:: Provided data ::

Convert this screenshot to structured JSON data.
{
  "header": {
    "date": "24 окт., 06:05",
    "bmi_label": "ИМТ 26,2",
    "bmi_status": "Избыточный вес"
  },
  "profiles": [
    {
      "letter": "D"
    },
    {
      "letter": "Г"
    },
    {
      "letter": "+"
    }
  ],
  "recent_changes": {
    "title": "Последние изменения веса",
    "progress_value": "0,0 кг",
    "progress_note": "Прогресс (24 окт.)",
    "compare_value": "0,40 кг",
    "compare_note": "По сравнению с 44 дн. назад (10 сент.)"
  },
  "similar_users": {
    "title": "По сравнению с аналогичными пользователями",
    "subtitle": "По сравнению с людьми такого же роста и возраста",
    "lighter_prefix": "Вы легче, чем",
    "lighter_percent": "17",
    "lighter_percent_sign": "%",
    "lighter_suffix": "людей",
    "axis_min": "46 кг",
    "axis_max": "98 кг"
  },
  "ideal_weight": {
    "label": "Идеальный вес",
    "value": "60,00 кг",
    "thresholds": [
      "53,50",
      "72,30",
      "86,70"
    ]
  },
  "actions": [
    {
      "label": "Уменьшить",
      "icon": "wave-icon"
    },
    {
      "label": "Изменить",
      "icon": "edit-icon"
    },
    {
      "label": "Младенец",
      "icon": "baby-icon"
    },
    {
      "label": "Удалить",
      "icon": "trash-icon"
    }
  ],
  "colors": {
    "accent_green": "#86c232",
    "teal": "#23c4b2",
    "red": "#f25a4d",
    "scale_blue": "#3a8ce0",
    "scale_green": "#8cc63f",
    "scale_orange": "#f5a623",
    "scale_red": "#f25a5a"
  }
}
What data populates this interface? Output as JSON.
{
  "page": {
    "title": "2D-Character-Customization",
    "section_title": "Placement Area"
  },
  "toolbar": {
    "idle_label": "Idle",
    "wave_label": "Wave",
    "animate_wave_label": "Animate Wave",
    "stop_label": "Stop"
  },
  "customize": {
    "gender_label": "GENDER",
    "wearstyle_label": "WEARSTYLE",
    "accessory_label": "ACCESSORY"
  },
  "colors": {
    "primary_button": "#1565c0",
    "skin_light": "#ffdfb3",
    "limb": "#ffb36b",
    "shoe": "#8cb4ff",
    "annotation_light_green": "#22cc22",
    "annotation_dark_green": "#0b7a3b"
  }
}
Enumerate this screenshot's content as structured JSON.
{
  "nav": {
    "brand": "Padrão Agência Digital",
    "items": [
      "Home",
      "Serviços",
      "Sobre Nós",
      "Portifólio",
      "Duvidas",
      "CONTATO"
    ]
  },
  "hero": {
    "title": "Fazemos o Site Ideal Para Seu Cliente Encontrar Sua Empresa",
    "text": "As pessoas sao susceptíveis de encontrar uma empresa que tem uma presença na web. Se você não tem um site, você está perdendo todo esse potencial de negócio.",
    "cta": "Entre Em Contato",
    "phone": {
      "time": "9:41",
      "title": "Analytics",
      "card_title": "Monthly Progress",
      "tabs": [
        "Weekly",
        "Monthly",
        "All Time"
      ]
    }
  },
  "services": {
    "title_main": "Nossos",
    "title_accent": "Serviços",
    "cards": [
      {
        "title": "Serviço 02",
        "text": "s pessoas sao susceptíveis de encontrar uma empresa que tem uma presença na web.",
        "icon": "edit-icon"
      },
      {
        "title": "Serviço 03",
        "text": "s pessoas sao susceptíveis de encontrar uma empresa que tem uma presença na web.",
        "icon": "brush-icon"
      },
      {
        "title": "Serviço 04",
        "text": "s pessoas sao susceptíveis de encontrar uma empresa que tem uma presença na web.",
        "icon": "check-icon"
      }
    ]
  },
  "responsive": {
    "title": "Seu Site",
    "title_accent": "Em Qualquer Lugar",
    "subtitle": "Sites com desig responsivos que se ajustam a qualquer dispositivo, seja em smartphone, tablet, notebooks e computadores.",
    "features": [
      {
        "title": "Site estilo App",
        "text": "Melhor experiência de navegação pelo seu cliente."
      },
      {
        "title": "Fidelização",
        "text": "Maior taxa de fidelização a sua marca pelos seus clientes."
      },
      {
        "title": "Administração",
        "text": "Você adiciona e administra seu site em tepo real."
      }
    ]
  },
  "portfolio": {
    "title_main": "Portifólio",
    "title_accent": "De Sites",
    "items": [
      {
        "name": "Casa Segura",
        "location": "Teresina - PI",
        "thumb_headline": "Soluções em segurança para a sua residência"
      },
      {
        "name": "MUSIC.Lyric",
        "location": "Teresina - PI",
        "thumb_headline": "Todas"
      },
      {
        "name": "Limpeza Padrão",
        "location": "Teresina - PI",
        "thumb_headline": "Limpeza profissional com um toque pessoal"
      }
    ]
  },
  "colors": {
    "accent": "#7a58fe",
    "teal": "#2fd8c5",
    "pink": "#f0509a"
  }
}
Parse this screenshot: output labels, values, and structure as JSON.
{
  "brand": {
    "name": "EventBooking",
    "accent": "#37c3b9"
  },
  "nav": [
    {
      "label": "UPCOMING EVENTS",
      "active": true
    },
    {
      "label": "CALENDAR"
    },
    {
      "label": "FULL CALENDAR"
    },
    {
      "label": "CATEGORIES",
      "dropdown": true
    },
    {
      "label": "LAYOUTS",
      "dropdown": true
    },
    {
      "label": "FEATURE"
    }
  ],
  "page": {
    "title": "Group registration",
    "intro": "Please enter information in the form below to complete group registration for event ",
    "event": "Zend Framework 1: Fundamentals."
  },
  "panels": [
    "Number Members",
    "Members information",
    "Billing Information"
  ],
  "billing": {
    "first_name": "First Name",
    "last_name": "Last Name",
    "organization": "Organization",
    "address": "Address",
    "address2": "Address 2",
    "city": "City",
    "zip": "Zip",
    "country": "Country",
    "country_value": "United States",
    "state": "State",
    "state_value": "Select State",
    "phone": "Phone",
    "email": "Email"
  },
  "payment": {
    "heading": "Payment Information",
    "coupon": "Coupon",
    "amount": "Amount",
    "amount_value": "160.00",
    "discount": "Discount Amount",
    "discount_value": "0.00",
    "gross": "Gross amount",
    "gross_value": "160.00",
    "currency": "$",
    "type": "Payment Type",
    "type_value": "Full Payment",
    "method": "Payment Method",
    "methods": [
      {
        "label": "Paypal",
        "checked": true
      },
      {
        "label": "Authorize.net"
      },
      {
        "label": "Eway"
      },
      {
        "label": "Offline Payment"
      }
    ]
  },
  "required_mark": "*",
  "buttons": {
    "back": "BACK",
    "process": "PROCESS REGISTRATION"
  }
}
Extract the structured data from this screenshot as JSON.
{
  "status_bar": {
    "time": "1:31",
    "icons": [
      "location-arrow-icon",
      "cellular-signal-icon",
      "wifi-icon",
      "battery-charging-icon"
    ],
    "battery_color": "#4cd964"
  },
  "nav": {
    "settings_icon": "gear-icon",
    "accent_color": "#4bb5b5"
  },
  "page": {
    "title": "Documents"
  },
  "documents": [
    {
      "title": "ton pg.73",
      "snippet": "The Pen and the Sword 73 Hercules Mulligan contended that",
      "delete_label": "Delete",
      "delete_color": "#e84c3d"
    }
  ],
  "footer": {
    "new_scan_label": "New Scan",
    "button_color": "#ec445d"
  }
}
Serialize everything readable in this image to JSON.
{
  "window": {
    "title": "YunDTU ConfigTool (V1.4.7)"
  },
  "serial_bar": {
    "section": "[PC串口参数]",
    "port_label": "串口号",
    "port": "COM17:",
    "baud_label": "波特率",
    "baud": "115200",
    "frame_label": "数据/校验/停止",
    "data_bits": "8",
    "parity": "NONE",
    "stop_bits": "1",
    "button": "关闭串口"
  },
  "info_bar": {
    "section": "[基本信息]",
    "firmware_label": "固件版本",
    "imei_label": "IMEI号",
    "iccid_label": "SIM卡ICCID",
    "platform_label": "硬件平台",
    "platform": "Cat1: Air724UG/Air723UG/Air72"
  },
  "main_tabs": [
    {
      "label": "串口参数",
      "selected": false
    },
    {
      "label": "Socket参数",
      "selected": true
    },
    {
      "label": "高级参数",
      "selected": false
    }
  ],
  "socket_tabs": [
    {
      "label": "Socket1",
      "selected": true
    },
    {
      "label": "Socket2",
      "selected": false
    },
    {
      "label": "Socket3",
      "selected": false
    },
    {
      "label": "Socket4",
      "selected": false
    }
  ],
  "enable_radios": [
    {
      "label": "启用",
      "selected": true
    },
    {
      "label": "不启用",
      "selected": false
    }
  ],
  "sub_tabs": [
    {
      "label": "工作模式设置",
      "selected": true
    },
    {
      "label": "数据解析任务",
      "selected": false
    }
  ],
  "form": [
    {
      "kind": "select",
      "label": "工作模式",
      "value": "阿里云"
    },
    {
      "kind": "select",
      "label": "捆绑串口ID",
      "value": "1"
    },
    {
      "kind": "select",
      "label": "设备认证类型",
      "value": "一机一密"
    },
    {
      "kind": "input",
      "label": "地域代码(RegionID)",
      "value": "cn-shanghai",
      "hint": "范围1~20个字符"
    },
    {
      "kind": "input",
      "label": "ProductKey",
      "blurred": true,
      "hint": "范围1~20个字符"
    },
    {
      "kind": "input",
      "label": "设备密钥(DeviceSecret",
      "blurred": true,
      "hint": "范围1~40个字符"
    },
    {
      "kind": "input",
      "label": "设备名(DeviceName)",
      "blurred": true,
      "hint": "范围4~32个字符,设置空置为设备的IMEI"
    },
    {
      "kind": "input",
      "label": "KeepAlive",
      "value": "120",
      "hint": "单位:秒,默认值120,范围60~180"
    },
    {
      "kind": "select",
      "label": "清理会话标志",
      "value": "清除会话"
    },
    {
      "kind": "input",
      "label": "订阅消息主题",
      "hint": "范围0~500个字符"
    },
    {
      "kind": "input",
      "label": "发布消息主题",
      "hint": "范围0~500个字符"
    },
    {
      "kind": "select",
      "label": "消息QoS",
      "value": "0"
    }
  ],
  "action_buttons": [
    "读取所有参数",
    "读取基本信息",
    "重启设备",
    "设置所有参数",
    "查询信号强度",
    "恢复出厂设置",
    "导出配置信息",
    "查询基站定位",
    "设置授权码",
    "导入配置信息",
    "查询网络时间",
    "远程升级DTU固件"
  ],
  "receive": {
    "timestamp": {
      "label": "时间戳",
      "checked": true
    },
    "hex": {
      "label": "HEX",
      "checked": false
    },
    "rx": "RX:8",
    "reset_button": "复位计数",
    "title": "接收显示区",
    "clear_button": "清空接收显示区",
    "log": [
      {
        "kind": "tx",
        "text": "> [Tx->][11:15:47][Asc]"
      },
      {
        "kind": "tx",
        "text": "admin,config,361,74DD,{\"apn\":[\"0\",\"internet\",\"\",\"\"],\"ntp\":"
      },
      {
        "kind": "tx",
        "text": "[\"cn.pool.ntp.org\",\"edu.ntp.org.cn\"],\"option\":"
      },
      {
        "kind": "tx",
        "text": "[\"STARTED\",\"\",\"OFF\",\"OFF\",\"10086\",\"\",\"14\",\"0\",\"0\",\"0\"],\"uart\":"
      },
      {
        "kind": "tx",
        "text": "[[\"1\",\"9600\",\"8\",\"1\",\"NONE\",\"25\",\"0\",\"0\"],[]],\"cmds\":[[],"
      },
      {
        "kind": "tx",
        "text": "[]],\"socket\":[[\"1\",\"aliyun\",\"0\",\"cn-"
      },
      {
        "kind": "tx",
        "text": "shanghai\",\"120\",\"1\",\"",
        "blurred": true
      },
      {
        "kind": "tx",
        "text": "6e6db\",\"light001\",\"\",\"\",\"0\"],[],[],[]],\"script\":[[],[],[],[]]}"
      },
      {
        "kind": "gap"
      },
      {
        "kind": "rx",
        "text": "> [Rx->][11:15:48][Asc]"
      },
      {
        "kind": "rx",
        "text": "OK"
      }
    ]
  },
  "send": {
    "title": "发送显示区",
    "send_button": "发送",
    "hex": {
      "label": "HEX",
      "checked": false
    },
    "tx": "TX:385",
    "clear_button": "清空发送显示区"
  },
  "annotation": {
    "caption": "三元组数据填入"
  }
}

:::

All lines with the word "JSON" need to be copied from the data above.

Solution for this exercise –
Convert this screenshot to structured JSON data.
What data populates this interface? Output as JSON.
Enumerate this screenshot's content as structured JSON.
Parse this screenshot: output labels, values, and structure as JSON.
Extract the structured data from this screenshot as JSON.
Serialize everything readable in this image to JSON.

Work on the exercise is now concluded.